The data section start
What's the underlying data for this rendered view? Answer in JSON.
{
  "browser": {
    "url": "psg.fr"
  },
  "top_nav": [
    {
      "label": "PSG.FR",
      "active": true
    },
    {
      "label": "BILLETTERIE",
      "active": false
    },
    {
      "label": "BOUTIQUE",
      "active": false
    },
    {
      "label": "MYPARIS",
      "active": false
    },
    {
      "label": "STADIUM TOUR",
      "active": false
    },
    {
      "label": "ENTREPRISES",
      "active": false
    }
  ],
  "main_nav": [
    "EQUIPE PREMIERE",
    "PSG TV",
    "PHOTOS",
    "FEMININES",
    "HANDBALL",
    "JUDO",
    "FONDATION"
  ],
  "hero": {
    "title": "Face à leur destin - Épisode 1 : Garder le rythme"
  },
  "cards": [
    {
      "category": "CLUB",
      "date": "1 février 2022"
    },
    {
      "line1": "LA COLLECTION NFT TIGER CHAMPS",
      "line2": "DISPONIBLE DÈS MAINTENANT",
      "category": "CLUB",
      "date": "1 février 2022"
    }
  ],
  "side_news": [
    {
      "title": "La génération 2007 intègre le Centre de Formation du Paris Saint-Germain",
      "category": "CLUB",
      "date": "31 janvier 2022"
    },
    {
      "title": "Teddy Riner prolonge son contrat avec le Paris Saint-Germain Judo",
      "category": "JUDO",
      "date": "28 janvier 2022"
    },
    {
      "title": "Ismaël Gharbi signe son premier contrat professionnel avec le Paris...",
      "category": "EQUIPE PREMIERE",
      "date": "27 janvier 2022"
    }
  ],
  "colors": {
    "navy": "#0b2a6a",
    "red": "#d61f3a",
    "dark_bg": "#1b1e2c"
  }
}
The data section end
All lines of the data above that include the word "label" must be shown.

Written reply:
      "label": "PSG.FR",
      "label": "BILLETTERIE",
      "label": "BOUTIQUE",
      "label": "MYPARIS",
      "label": "STADIUM TOUR",
      "label": "ENTREPRISES",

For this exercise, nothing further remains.